When I read an article like this one, I hear Jenny McCarthy all over again.  Using the Oprah Show as a platform to influence parents by claiming that vaccines are the cause of autism brought many parents to believe her and make the decision to not vaccinate their child even before knowing the scientific facts.  Fact is, there is NO CAUSAL RELATIONSHIP BETWEEN THIMEROSAL-CONTAINING VACCINES AND AUTISM RATES IN CHILDREN!  But, Jenny McCarthy and her power of influence that comes with showbiz had a bigger impact on the belief system of people than scientific proof.

To read article

http://www.lapresse.ca/debats/votre-opinion/201401/14/01-4728679-une-methode-dintervention-necessaire.php

for more information

http://www.cdc.gov/vaccinesafety/Concerns/Autism/Index.html

Moving on to High School: Concerns and Factors to keep in Mind – A teacher’s Perspective

It’s no secret that students with exceptionalities transitioning from elementary school to high school face many challenges, but as a special education teacher in a high school setting, I found myself faced with several challenges of my own. The following are a few of my concerns.

Less parent involvement

Parent involvement is critical in making the transition to middle school a successful one.  It’s a fact that the more the parents are involved, the higher the grade average. It’s a balance act, parents have to be supportive, and allow them some freedom and autonomy.

Unrealistic parent expectations

Some parents ask the impossible from teachers and from their child.  I’ve had requests such as; can he/she stay with you instead of taking French class.  Meaning, no planning time, no breaks.  Other parents are convinced that their child will graduate at the same time as the other parents. This means, I am responsible if he/she doesn’t meet the requirements at the end of the year, and the child has added pressure from parents that she/he doesn’t need.

How to assess my students

Come report cards, I’m always faced with the same dilemma; how do I evaluate my student with special needs.  Having adapted most of the work, it seems an easy thing to adapt the report card, well… not so.  This is where most parents realize that their child is not following a regular program and must face difficult realities.

Coping with adolescent physical and emotional development

Ah yes, the teenage years.  As they enter high school, many students struggle with friendship, boyfriend/girlfriend issues, and everyday physical changes that have an impact on their behaviour.  Although teenagers are great to work with, some can be challenging at times.

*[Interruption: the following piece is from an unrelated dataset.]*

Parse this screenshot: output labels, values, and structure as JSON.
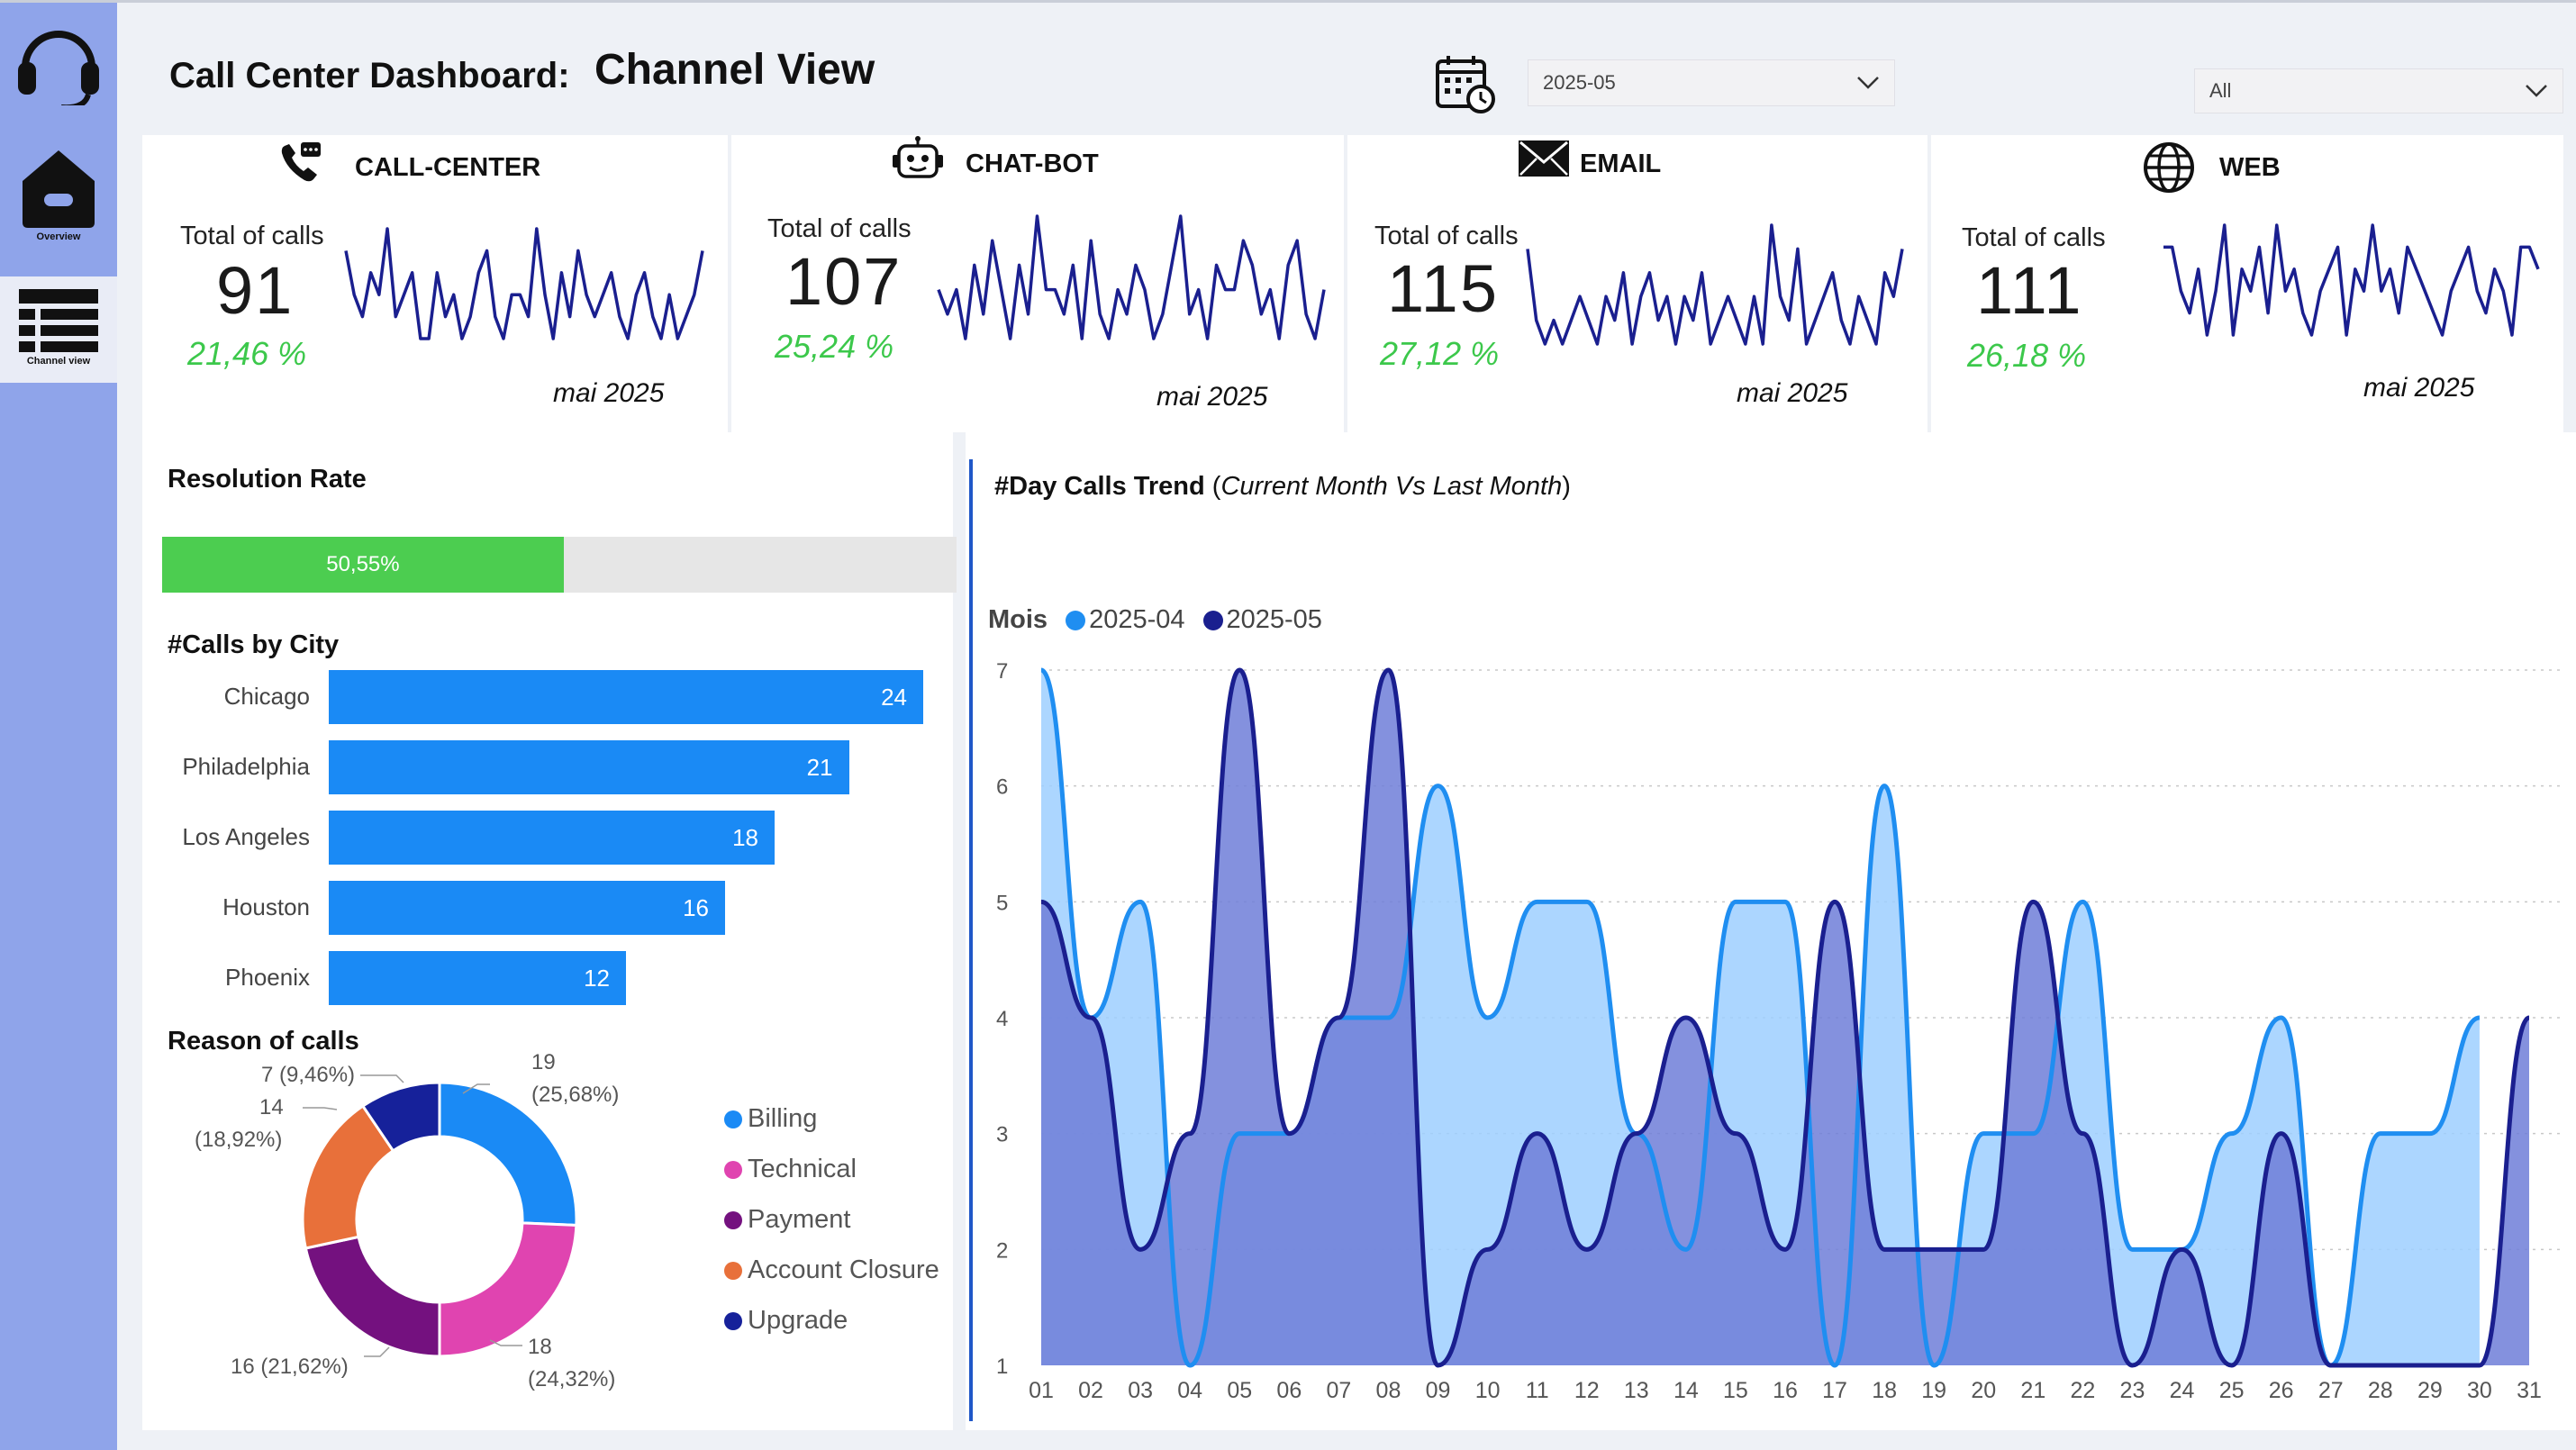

Social immaturity

Just strolling down the school hallways, you see how different students behave even though they are sensibly in the same age group.  Take ten 15 year olds, and you get a variety of social skills varying from incredibly immature to the very mature. Students that have the ability to make friends and to be part of a peer group relates directly to middle school adjustment.  Students with good social skills plus stable and supportive friendship groups before the transition will make a smoother transition to their new school.

Inclusive Education vs Special Education

As I’m reading several research papers on inclusive education, I find the debate lives on.  Are special needs better in an inclusive setting or in a specialized school?  Although this is a very difficult question to answer, consider this question. “The question is not whether inclusive education is effective, but rather why it is not done well everywhere?”  Now, that’s something to think about.  Certainly there are schools that are successful at including students with special needs.  If we can study these schools, learn from these schools, it would greatly benefit the educational world.

Swimming lessons for Children with Special Needs

Swimming lessons for Children with Special Needs

Definitely an organization to take notice of.  This non-profit student initiative provides affordable one-on-one swimming lessons to children with specials needs. Cost per child is $20.00 for 9 lessons.  All swimming instructors are volunteers and  there is a fully certified lifeguard on the premises at all times.